With no line omitted, restate the records below exactly as they appear.

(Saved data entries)
::::::::::
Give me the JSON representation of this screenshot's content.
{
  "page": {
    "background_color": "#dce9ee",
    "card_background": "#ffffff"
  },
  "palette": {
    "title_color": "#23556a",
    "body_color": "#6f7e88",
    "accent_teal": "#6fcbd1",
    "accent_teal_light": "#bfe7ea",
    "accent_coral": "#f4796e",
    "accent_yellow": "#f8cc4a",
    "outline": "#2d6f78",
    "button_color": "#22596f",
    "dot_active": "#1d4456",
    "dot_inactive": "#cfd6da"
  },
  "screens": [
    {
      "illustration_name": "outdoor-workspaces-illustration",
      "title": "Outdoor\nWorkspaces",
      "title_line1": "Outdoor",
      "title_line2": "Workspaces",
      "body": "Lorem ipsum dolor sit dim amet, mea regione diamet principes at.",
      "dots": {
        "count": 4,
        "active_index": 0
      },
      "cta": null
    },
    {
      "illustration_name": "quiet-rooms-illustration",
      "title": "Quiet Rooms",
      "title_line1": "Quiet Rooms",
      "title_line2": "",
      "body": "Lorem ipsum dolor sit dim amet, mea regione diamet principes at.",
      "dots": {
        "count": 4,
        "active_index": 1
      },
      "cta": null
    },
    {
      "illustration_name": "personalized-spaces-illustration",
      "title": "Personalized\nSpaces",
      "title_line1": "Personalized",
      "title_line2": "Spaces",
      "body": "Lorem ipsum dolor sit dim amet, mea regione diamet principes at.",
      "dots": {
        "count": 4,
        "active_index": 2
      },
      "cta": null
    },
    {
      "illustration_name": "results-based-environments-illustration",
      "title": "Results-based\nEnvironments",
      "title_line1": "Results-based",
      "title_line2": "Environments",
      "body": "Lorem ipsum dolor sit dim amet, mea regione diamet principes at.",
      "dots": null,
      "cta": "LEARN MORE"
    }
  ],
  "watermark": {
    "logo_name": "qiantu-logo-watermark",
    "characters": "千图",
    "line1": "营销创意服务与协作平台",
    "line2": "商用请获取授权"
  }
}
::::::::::
» Response below:
Give me the JSON representation of this screenshot's content.
{
  "page": {
    "background_color": "#dce9ee",
    "card_background": "#ffffff"
  },
  "palette": {
    "title_color": "#23556a",
    "body_color": "#6f7e88",
    "accent_teal": "#6fcbd1",
    "accent_teal_light": "#bfe7ea",
    "accent_coral": "#f4796e",
    "accent_yellow": "#f8cc4a",
    "outline": "#2d6f78",
    "button_color": "#22596f",
    "dot_active": "#1d4456",
    "dot_inactive": "#cfd6da"
  },
  "screens": [
    {
      "illustration_name": "outdoor-workspaces-illustration",
      "title": "Outdoor\nWorkspaces",
      "title_line1": "Outdoor",
      "title_line2": "Workspaces",
      "body": "Lorem ipsum dolor sit dim amet, mea regione diamet principes at.",
      "dots": {
        "count": 4,
        "active_index": 0
      },
      "cta": null
    },
    {
      "illustration_name": "quiet-rooms-illustration",
      "title": "Quiet Rooms",
      "title_line1": "Quiet Rooms",
      "title_line2": "",
      "body": "Lorem ipsum dolor sit dim amet, mea regione diamet principes at.",
      "dots": {
        "count": 4,
        "active_index": 1
      },
      "cta": null
    },
    {
      "illustration_name": "personalized-spaces-illustration",
      "title": "Personalized\nSpaces",
      "title_line1": "Personalized",
      "title_line2": "Spaces",
      "body": "Lorem ipsum dolor sit dim amet, mea regione diamet principes at.",
      "dots": {
        "count": 4,
        "active_index": 2
      },
      "cta": null
    },
    {
      "illustration_name": "results-based-environments-illustration",
      "title": "Results-based\nEnvironments",
      "title_line1": "Results-based",
      "title_line2": "Environments",
      "body": "Lorem ipsum dolor sit dim amet, mea regione diamet principes at.",
      "dots": null,
      "cta": "LEARN MORE"
    }
  ],
  "watermark": {
    "logo_name": "qiantu-logo-watermark",
    "characters": "千图",
    "line1": "营销创意服务与协作平台",
    "line2": "商用请获取授权"
  }
}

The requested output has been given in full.